(WORK REQUIRED) In the listing below, find every line with the string "true" and pull it out.

BEGIN

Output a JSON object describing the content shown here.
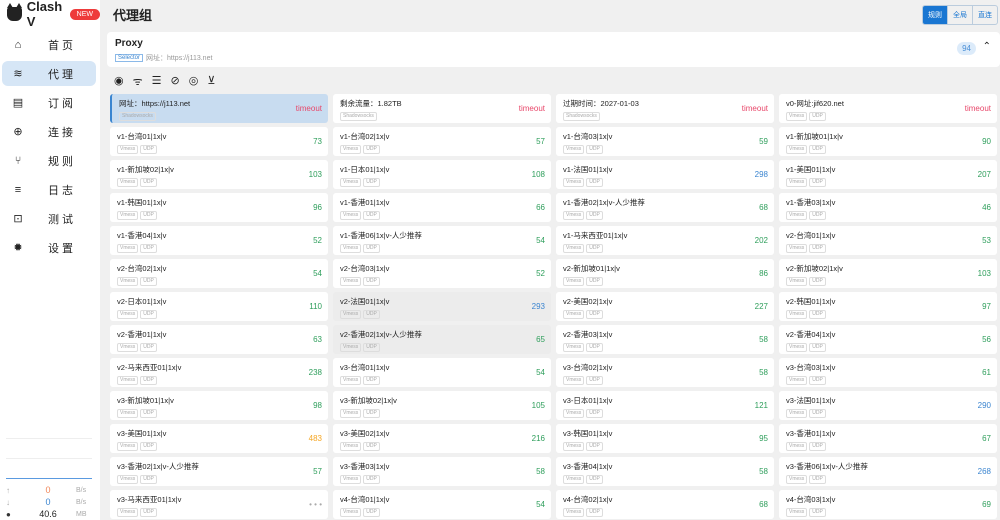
{
  "app": {
    "name": "Clash V",
    "badge": "NEW"
  },
  "sidebar": {
    "items": [
      {
        "label": "首页",
        "icon": "home-icon",
        "glyph": "⌂"
      },
      {
        "label": "代理",
        "icon": "wifi-icon",
        "glyph": "≋",
        "active": true
      },
      {
        "label": "订阅",
        "icon": "server-icon",
        "glyph": "▤"
      },
      {
        "label": "连接",
        "icon": "globe-icon",
        "glyph": "⊕"
      },
      {
        "label": "规则",
        "icon": "fork-icon",
        "glyph": "⑂"
      },
      {
        "label": "日志",
        "icon": "list-icon",
        "glyph": "≡"
      },
      {
        "label": "测试",
        "icon": "lock-icon",
        "glyph": "⊡"
      },
      {
        "label": "设置",
        "icon": "gear-icon",
        "glyph": "✹"
      }
    ]
  },
  "traffic": {
    "up": "0",
    "up_unit": "B/s",
    "down": "0",
    "down_unit": "B/s",
    "mem": "40.6",
    "mem_unit": "MB"
  },
  "header": {
    "title": "代理组",
    "modes": [
      "规则",
      "全局",
      "直连"
    ]
  },
  "group": {
    "name": "Proxy",
    "type": "Selector",
    "url": "网址：https://j113.net",
    "count": "94"
  },
  "tools": [
    "locate-icon",
    "wifi-check-icon",
    "sort-icon",
    "no-signal-icon",
    "eye-icon",
    "filter-off-icon"
  ],
  "proxies": [
    {
      "name": "网址：https://j113.net",
      "tags": [
        "Shadowsocks"
      ],
      "delay": "timeout",
      "selected": true
    },
    {
      "name": "剩余流量：1.82TB",
      "tags": [
        "Shadowsocks"
      ],
      "delay": "timeout"
    },
    {
      "name": "过期时间：2027-01-03",
      "tags": [
        "Shadowsocks"
      ],
      "delay": "timeout"
    },
    {
      "name": "v0-网址:jif620.net",
      "tags": [
        "Vmess",
        "UDP"
      ],
      "delay": "timeout"
    },
    {
      "name": "v1-台湾01|1x|v",
      "tags": [
        "Vmess",
        "UDP"
      ],
      "delay": "73"
    },
    {
      "name": "v1-台湾02|1x|v",
      "tags": [
        "Vmess",
        "UDP"
      ],
      "delay": "57"
    },
    {
      "name": "v1-台湾03|1x|v",
      "tags": [
        "Vmess",
        "UDP"
      ],
      "delay": "59"
    },
    {
      "name": "v1-新加坡01|1x|v",
      "tags": [
        "Vmess",
        "UDP"
      ],
      "delay": "90"
    },
    {
      "name": "v1-新加坡02|1x|v",
      "tags": [
        "Vmess",
        "UDP"
      ],
      "delay": "103"
    },
    {
      "name": "v1-日本01|1x|v",
      "tags": [
        "Vmess",
        "UDP"
      ],
      "delay": "108"
    },
    {
      "name": "v1-法国01|1x|v",
      "tags": [
        "Vmess",
        "UDP"
      ],
      "delay": "298"
    },
    {
      "name": "v1-美国01|1x|v",
      "tags": [
        "Vmess",
        "UDP"
      ],
      "delay": "207"
    },
    {
      "name": "v1-韩国01|1x|v",
      "tags": [
        "Vmess",
        "UDP"
      ],
      "delay": "96"
    },
    {
      "name": "v1-香港01|1x|v",
      "tags": [
        "Vmess",
        "UDP"
      ],
      "delay": "66"
    },
    {
      "name": "v1-香港02|1x|v-人少推荐",
      "tags": [
        "Vmess",
        "UDP"
      ],
      "delay": "68"
    },
    {
      "name": "v1-香港03|1x|v",
      "tags": [
        "Vmess",
        "UDP"
      ],
      "delay": "46"
    },
    {
      "name": "v1-香港04|1x|v",
      "tags": [
        "Vmess",
        "UDP"
      ],
      "delay": "52"
    },
    {
      "name": "v1-香港06|1x|v-人少推荐",
      "tags": [
        "Vmess",
        "UDP"
      ],
      "delay": "54"
    },
    {
      "name": "v1-马来西亚01|1x|v",
      "tags": [
        "Vmess",
        "UDP"
      ],
      "delay": "202"
    },
    {
      "name": "v2-台湾01|1x|v",
      "tags": [
        "Vmess",
        "UDP"
      ],
      "delay": "53"
    },
    {
      "name": "v2-台湾02|1x|v",
      "tags": [
        "Vmess",
        "UDP"
      ],
      "delay": "54"
    },
    {
      "name": "v2-台湾03|1x|v",
      "tags": [
        "Vmess",
        "UDP"
      ],
      "delay": "52"
    },
    {
      "name": "v2-新加坡01|1x|v",
      "tags": [
        "Vmess",
        "UDP"
      ],
      "delay": "86"
    },
    {
      "name": "v2-新加坡02|1x|v",
      "tags": [
        "Vmess",
        "UDP"
      ],
      "delay": "103"
    },
    {
      "name": "v2-日本01|1x|v",
      "tags": [
        "Vmess",
        "UDP"
      ],
      "delay": "110"
    },
    {
      "name": "v2-法国01|1x|v",
      "tags": [
        "Vmess",
        "UDP"
      ],
      "delay": "293",
      "hover": true
    },
    {
      "name": "v2-美国02|1x|v",
      "tags": [
        "Vmess",
        "UDP"
      ],
      "delay": "227"
    },
    {
      "name": "v2-韩国01|1x|v",
      "tags": [
        "Vmess",
        "UDP"
      ],
      "delay": "97"
    },
    {
      "name": "v2-香港01|1x|v",
      "tags": [
        "Vmess",
        "UDP"
      ],
      "delay": "63"
    },
    {
      "name": "v2-香港02|1x|v-人少推荐",
      "tags": [
        "Vmess",
        "UDP"
      ],
      "delay": "65",
      "hover": true
    },
    {
      "name": "v2-香港03|1x|v",
      "tags": [
        "Vmess",
        "UDP"
      ],
      "delay": "58"
    },
    {
      "name": "v2-香港04|1x|v",
      "tags": [
        "Vmess",
        "UDP"
      ],
      "delay": "56"
    },
    {
      "name": "v2-马来西亚01|1x|v",
      "tags": [
        "Vmess",
        "UDP"
      ],
      "delay": "238"
    },
    {
      "name": "v3-台湾01|1x|v",
      "tags": [
        "Vmess",
        "UDP"
      ],
      "delay": "54"
    },
    {
      "name": "v3-台湾02|1x|v",
      "tags": [
        "Vmess",
        "UDP"
      ],
      "delay": "58"
    },
    {
      "name": "v3-台湾03|1x|v",
      "tags": [
        "Vmess",
        "UDP"
      ],
      "delay": "61"
    },
    {
      "name": "v3-新加坡01|1x|v",
      "tags": [
        "Vmess",
        "UDP"
      ],
      "delay": "98"
    },
    {
      "name": "v3-新加坡02|1x|v",
      "tags": [
        "Vmess",
        "UDP"
      ],
      "delay": "105"
    },
    {
      "name": "v3-日本01|1x|v",
      "tags": [
        "Vmess",
        "UDP"
      ],
      "delay": "121"
    },
    {
      "name": "v3-法国01|1x|v",
      "tags": [
        "Vmess",
        "UDP"
      ],
      "delay": "290"
    },
    {
      "name": "v3-美国01|1x|v",
      "tags": [
        "Vmess",
        "UDP"
      ],
      "delay": "483"
    },
    {
      "name": "v3-美国02|1x|v",
      "tags": [
        "Vmess",
        "UDP"
      ],
      "delay": "216"
    },
    {
      "name": "v3-韩国01|1x|v",
      "tags": [
        "Vmess",
        "UDP"
      ],
      "delay": "95"
    },
    {
      "name": "v3-香港01|1x|v",
      "tags": [
        "Vmess",
        "UDP"
      ],
      "delay": "67"
    },
    {
      "name": "v3-香港02|1x|v-人少推荐",
      "tags": [
        "Vmess",
        "UDP"
      ],
      "delay": "57"
    },
    {
      "name": "v3-香港03|1x|v",
      "tags": [
        "Vmess",
        "UDP"
      ],
      "delay": "58"
    },
    {
      "name": "v3-香港04|1x|v",
      "tags": [
        "Vmess",
        "UDP"
      ],
      "delay": "58"
    },
    {
      "name": "v3-香港06|1x|v-人少推荐",
      "tags": [
        "Vmess",
        "UDP"
      ],
      "delay": "268"
    },
    {
      "name": "v3-马来西亚01|1x|v",
      "tags": [
        "Vmess",
        "UDP"
      ],
      "delay": "• • •"
    },
    {
      "name": "v4-台湾01|1x|v",
      "tags": [
        "Vmess",
        "UDP"
      ],
      "delay": "54"
    },
    {
      "name": "v4-台湾02|1x|v",
      "tags": [
        "Vmess",
        "UDP"
      ],
      "delay": "68"
    },
    {
      "name": "v4-台湾03|1x|v",
      "tags": [
        "Vmess",
        "UDP"
      ],
      "delay": "69"
    }
  ],
  "colors": {
    "good": "#2e9e5b",
    "mid": "#3b85d0",
    "slow": "#f5a623",
    "timeout": "#e8476a",
    "pending": "#aaaaaa"
  }
}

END

(TASK ANSWER)
        "active": true
      "selected": true
      "hover": true
      "hover": true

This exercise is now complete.